A subset of QuickBASIC 4.5, named QBasic, was included with MS-DOS 5 and later versions, replacing the GW-BASIC included with previous versions of MS-DOS. Compared to QuickBASIC, QBasic is limited to an interpreter only, lacks a few functions, can only handle programs of a limited size, and lacks support for separate program modules. Since it lacks a compiler, it cannot be used to produce executable files, although its program source code can still be compiled by a QuickBASIC 4.5, PDS 7.x or VBDOS 1.0 compiler, if available.
The last version of QuickBASIC was version 4.5 (1988), although development of the Microsoft BASIC Professional Development System (PDS) continued until its last release of version 7.1 in October 1990. At the same time, the QuickBASIC packaging was silently changed so that the disks used the same compression used for BASIC PDS 7.1. The Basic PDS 7.x version of the IDE was called QuickBASIC Extended (QBX), and it only ran on DOS, unlike the rest of Basic PDS 7.x, which also ran on OS/2. The successor to QuickBASIC and Basic PDS was Visual Basic for MS-DOS 1.0, shipped in Standard and Professional versions. Later versions of Visual Basic did not include DOS versions, as Microsoft concentrated on Windows applications.
Cash Register POS, also known as DHPOS after its creator Dale Harris, is a free Point of sale software program written in QuickBasic.

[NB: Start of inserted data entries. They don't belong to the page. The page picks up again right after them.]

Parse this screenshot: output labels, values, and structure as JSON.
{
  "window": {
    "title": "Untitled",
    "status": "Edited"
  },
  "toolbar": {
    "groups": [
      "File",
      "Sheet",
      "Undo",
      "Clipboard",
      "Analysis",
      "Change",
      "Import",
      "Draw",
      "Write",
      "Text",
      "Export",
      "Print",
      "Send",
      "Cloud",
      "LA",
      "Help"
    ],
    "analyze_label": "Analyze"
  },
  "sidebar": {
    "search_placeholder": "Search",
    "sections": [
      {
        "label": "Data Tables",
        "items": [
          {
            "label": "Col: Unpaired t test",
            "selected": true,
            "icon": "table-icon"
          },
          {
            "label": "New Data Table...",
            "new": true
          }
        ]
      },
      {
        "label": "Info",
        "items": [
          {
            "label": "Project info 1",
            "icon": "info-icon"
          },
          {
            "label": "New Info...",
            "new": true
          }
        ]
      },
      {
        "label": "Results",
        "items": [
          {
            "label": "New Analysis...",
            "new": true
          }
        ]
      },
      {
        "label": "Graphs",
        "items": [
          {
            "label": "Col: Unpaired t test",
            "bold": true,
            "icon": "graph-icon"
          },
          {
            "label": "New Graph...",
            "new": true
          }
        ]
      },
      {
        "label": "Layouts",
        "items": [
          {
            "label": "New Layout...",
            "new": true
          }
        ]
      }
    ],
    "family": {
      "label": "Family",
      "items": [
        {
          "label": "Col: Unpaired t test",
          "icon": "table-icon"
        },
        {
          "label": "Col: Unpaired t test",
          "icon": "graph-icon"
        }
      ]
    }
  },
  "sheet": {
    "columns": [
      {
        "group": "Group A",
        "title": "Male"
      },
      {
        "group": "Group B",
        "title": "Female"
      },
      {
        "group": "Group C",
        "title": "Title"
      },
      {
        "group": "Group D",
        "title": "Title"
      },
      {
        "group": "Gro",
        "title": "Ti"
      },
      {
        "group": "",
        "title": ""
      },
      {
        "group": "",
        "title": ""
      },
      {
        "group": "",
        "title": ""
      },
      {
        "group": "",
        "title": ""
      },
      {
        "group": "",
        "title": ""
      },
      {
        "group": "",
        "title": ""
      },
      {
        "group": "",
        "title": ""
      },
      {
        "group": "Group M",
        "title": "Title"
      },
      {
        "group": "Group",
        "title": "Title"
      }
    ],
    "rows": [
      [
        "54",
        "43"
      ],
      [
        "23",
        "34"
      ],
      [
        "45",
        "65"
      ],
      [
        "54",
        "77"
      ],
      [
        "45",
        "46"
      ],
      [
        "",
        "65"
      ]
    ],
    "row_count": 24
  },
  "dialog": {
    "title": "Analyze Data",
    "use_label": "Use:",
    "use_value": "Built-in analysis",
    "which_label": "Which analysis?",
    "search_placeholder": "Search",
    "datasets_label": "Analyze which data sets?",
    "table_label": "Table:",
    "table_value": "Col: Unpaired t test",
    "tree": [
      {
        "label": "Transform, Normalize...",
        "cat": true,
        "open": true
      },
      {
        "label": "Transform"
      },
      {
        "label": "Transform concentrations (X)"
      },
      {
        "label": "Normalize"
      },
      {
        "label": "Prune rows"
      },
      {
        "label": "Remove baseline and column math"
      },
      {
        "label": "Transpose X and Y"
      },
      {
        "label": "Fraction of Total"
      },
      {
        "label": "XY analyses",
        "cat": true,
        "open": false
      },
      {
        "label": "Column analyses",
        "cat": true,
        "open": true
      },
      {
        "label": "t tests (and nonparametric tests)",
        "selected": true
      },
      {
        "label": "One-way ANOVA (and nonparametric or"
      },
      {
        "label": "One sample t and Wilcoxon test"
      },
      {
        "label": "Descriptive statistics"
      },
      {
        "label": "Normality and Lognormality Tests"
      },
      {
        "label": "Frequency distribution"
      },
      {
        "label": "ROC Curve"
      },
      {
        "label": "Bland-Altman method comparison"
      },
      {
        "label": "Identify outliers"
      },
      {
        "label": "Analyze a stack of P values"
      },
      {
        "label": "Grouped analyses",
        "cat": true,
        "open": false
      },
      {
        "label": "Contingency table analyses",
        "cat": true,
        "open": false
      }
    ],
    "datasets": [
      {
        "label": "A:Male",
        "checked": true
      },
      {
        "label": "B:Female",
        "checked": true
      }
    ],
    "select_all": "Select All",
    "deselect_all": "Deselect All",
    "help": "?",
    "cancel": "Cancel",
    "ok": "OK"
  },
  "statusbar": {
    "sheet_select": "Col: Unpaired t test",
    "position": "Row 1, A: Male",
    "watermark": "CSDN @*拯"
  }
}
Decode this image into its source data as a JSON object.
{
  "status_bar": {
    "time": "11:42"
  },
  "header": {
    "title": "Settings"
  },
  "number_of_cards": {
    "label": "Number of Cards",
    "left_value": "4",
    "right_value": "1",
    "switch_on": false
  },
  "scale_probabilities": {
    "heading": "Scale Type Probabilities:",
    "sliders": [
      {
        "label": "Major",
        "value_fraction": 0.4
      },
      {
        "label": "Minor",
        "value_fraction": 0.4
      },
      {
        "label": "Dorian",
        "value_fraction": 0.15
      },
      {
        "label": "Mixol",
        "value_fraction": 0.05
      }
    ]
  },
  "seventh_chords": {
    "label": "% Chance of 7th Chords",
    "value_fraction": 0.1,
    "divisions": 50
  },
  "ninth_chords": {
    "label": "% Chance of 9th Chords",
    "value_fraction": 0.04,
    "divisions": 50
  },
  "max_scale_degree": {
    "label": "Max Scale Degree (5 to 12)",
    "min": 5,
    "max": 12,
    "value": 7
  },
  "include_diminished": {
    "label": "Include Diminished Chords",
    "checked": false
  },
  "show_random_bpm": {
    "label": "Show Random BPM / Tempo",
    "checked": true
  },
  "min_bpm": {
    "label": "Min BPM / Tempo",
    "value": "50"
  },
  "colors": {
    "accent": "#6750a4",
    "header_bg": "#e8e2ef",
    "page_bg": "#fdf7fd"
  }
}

QB64's extended commands begin with an underscore in order to avoid conflicts with any names that may be used in a QuickBASIC program.
In Visual Basic (and earlier Microsoft BASIC dialects such as QuickBASIC) an apostrophe is used to denote the start of a comment.
QB64's syntax is designed to be completely backwards compatible with QuickBASIC. Line numbers are not required, and statements are terminated by newlines or by colons (codice_1).
The following QuickBASIC program shows how to load these in BASIC. The amount of code is substantially larger than in the CGA equivalent.
The programmer also does not have to specify which programming libraries to include since QB64 does it automatically. The programmer has the option to include a library of their own through the $INCLUDE command just as QuickBASIC did.
Any text on a line after an ' (apostrophe) character is also treated as a comment in Microsoft BASICs, including QuickBasic, QBasic, Visual Basic, Visual Basic .NET, and VBScript - and in descendants such as FreeBASIC and Gambas.
Moonrock was created as an alternative to QuickBasic. The compact code results in small size executables unlike QuickBasic's bloatcode. Moonrock is relatively unique as expressions are evaluated left to right, regardless of operation precedence.
In computing, Microsoft Binary Format (MBF) was a format for floating point numbers used in Microsoft's BASIC language products including MBASIC, GW-BASIC and QuickBasic prior to version 4.00.
The first software version of the PEIA methodology was the DOS-based EnviroAccount software, written in QuickBasic and completed in 1992. The basic PEIA algorithms were then transferred to Windows 3.1 based EarthAware software, released in 1996.